### Task to carry out
Print the data again, exactly.

### Dataset extract
- Opening Delimiter -
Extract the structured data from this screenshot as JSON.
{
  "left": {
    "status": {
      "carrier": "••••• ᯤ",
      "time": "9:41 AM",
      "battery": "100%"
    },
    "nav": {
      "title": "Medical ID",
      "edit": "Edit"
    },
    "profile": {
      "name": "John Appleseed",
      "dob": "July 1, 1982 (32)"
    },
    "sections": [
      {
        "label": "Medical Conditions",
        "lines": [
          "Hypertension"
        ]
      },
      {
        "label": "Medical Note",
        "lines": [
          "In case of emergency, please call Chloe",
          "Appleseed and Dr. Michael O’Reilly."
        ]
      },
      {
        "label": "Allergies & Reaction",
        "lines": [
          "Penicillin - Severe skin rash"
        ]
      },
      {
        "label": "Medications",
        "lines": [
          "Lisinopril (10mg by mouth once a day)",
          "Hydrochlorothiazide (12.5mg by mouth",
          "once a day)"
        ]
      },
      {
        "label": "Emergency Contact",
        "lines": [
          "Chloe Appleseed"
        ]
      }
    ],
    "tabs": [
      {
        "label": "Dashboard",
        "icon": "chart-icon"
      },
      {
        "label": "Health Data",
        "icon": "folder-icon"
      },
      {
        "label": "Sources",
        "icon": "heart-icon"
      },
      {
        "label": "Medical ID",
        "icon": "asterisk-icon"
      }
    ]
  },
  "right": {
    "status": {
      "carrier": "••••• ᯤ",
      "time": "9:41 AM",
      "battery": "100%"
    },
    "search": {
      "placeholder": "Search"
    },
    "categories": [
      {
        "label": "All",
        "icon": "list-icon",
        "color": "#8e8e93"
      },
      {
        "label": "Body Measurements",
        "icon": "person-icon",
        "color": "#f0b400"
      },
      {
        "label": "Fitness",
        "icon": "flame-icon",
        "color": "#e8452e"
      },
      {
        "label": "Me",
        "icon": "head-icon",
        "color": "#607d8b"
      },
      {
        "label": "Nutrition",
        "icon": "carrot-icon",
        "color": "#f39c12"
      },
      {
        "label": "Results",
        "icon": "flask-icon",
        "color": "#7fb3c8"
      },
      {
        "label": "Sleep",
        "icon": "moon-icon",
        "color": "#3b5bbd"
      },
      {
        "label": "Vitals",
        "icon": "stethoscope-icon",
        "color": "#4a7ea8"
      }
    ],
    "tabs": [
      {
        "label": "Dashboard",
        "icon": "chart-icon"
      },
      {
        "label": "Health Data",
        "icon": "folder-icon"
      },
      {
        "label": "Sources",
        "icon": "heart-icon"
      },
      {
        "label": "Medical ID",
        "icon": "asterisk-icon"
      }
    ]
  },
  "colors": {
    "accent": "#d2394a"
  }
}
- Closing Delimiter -
### Completed task
Extract the structured data from this screenshot as JSON.
{
  "left": {
    "status": {
      "carrier": "••••• ᯤ",
      "time": "9:41 AM",
      "battery": "100%"
    },
    "nav": {
      "title": "Medical ID",
      "edit": "Edit"
    },
    "profile": {
      "name": "John Appleseed",
      "dob": "July 1, 1982 (32)"
    },
    "sections": [
      {
        "label": "Medical Conditions",
        "lines": [
          "Hypertension"
        ]
      },
      {
        "label": "Medical Note",
        "lines": [
          "In case of emergency, please call Chloe",
          "Appleseed and Dr. Michael O’Reilly."
        ]
      },
      {
        "label": "Allergies & Reaction",
        "lines": [
          "Penicillin - Severe skin rash"
        ]
      },
      {
        "label": "Medications",
        "lines": [
          "Lisinopril (10mg by mouth once a day)",
          "Hydrochlorothiazide (12.5mg by mouth",
          "once a day)"
        ]
      },
      {
        "label": "Emergency Contact",
        "lines": [
          "Chloe Appleseed"
        ]
      }
    ],
    "tabs": [
      {
        "label": "Dashboard",
        "icon": "chart-icon"
      },
      {
        "label": "Health Data",
        "icon": "folder-icon"
      },
      {
        "label": "Sources",
        "icon": "heart-icon"
      },
      {
        "label": "Medical ID",
        "icon": "asterisk-icon"
      }
    ]
  },
  "right": {
    "status": {
      "carrier": "••••• ᯤ",
      "time": "9:41 AM",
      "battery": "100%"
    },
    "search": {
      "placeholder": "Search"
    },
    "categories": [
      {
        "label": "All",
        "icon": "list-icon",
        "color": "#8e8e93"
      },
      {
        "label": "Body Measurements",
        "icon": "person-icon",
        "color": "#f0b400"
      },
      {
        "label": "Fitness",
        "icon": "flame-icon",
        "color": "#e8452e"
      },
      {
        "label": "Me",
        "icon": "head-icon",
        "color": "#607d8b"
      },
      {
        "label": "Nutrition",
        "icon": "carrot-icon",
        "color": "#f39c12"
      },
      {
        "label": "Results",
        "icon": "flask-icon",
        "color": "#7fb3c8"
      },
      {
        "label": "Sleep",
        "icon": "moon-icon",
        "color": "#3b5bbd"
      },
      {
        "label": "Vitals",
        "icon": "stethoscope-icon",
        "color": "#4a7ea8"
      }
    ],
    "tabs": [
      {
        "label": "Dashboard",
        "icon": "chart-icon"
      },
      {
        "label": "Health Data",
        "icon": "folder-icon"
      },
      {
        "label": "Sources",
        "icon": "heart-icon"
      },
      {
        "label": "Medical ID",
        "icon": "asterisk-icon"
      }
    ]
  },
  "colors": {
    "accent": "#d2394a"
  }
}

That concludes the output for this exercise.